Horses gallop, birds fly, and architects draw. Learning design through drawing has been, and continues to be, the most fundamental method of studying architecture. As drawing literacy declines beginning at the early 1990s, both supporters and skeptics have declared the “Death of Drawing”, pitting the digital against the hand, most notably D. Scheer and W. Mitchell. Regrettably, such either-or debate has not generated any productive directives nor changed any minds. Only rhetoric and dissensus. Given this state of affairs, what is the function of architecture drawing today, particularly those that are conducive to learning? Instead of situating the “drawing” within the post-digital debate, this article discusses a pedagogical method that aims to cultivate a student’s competency to collaborate through an inclusive drawing process. An approach that draws its inspiration from a long history of precedents, from the handscroll paintings of Ming dynasty to the early Modern experiments of Exquisite Corpse. The weekend drawing game of “Dot-the-dot” by the Texas Rangers in the 1950s, and the contemporary drawing practices of David Gersten, Jill Journeaux, and Momoyo Kaijima. The inclusive drawing project aims to capitalise on the scalable benefits of “relational collaboration”, which is derived through an exchange of tacit knowledge. It offers creative autonomy while learning from others. Unlike “transactional collaboration” that works in a linear progression, vis-a-vis Fordist division-of-labor, which sees its limitation in the creative process. Inclusive drawing is cultivated through a carefully designed learning environment and framework including the rules of engagement, atmosphere, time, and space. The article documents the pedagogical impact of inclusive drawing on three occasions spanning two years. It argues for —through a critical assessment of the motivations and methods— the productive tension involving drawing together in enhancing comprehension and triggering the imagination, whereby it serves as a site of memory, documentation, and imagination.
I am a Taiwanese-American educated in RISD and Columbia University, and currently residing in Hong Kong. Having served as a project architect for many notable public buildings, and worked in firms that have produced critical architecture, I am able to share through experience, real-world problem-solving strategies, and processes with my students. As a design tutor, I have taught at the University of Arizona, Delft University of Technology, and the last ten plus years at the Chinese University of Hong Kong, where I have served as the Chair of the Teaching and Learning Committee, the Director of the Undergraduate Programme and the Thesis Coordinator. These experiences have allowed me to bridge the fissure within the school of architecture, vis-a-vis the disconnection between theory and praxis. As a researcher, my main field of scholarship is in design pedagogy in general and drawing education in particular. Some of the recent publication focuses on the potency of Inclusive Drawing, a drawing modus operandi that stimulates “relational collaboration” by involving both analysis and synthesis.

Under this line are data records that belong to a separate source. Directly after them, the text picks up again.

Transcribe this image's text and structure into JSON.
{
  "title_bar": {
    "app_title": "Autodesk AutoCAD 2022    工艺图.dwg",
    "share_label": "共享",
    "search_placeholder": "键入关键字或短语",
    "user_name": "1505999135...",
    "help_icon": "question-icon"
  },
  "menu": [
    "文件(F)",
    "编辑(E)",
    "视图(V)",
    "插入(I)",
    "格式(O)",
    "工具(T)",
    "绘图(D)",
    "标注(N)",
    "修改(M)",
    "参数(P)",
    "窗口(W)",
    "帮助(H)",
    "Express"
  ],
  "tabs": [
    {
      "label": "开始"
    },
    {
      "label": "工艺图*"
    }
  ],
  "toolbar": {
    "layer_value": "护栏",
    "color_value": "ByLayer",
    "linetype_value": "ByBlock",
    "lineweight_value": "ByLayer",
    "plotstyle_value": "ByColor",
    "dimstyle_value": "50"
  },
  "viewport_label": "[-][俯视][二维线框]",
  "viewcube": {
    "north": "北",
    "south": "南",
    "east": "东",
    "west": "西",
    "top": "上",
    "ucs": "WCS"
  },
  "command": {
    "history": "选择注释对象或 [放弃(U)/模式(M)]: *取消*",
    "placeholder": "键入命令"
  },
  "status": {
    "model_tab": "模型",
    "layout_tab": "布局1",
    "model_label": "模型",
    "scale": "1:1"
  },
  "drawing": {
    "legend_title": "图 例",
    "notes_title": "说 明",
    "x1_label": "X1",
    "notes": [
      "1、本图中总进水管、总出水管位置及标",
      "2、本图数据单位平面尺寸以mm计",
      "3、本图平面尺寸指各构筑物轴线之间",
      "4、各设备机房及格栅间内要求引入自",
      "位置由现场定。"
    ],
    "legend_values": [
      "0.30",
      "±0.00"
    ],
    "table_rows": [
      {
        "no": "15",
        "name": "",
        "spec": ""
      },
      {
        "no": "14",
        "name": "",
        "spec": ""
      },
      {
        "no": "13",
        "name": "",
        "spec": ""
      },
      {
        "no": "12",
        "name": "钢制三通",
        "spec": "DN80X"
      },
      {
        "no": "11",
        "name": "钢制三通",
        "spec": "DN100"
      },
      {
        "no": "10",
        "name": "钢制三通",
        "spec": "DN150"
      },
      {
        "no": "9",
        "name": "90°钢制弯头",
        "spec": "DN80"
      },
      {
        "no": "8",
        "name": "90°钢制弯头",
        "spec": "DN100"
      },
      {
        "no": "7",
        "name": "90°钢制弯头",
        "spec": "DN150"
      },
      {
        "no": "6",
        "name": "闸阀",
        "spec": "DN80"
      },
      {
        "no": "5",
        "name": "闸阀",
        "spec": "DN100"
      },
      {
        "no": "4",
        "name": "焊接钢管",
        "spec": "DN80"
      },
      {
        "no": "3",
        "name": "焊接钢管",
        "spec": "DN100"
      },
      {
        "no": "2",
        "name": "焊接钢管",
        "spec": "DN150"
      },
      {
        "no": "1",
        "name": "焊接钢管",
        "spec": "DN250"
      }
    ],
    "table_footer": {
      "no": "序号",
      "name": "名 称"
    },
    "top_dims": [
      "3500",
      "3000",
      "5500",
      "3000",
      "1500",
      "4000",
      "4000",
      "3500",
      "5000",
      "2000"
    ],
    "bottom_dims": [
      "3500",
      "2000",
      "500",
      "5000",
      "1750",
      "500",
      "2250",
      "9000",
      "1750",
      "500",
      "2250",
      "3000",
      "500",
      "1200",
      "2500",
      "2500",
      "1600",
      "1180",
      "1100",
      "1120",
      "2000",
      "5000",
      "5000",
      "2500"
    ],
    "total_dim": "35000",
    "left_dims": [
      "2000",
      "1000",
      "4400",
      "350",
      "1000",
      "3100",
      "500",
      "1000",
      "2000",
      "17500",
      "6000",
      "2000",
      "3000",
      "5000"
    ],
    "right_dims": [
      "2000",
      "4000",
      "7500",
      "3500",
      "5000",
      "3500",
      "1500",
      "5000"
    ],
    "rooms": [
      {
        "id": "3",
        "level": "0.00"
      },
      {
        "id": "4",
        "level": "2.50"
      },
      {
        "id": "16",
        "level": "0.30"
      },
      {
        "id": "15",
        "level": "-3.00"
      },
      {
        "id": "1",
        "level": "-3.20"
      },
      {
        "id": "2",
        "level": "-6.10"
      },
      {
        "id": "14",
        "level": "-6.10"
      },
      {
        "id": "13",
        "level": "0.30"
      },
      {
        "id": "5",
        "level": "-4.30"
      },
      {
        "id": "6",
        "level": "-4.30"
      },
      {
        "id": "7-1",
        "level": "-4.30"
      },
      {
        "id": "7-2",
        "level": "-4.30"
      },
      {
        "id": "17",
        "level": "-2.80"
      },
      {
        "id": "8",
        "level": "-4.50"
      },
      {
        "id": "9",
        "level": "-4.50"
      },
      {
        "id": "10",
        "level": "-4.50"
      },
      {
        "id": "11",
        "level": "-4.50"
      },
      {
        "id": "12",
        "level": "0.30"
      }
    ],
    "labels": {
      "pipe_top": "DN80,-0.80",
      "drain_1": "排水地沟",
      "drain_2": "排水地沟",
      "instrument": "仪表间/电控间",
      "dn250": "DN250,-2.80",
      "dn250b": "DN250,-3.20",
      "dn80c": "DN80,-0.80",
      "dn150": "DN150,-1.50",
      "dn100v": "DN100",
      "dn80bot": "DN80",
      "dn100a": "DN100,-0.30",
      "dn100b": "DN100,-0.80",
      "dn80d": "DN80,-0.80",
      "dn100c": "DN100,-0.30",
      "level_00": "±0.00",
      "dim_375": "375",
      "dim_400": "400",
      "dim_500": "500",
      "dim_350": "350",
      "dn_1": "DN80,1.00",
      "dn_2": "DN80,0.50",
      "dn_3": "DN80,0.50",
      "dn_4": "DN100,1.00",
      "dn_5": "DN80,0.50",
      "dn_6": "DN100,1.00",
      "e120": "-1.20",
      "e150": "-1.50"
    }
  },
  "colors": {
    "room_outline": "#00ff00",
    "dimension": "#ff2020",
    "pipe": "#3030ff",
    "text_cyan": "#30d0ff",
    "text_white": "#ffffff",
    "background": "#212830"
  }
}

Earlier research in drawing extends into the theoretical and the historic realms through the projective projects by Etienne-Louis Boullée, where I explore the disjunction between his writings and the drawing productions.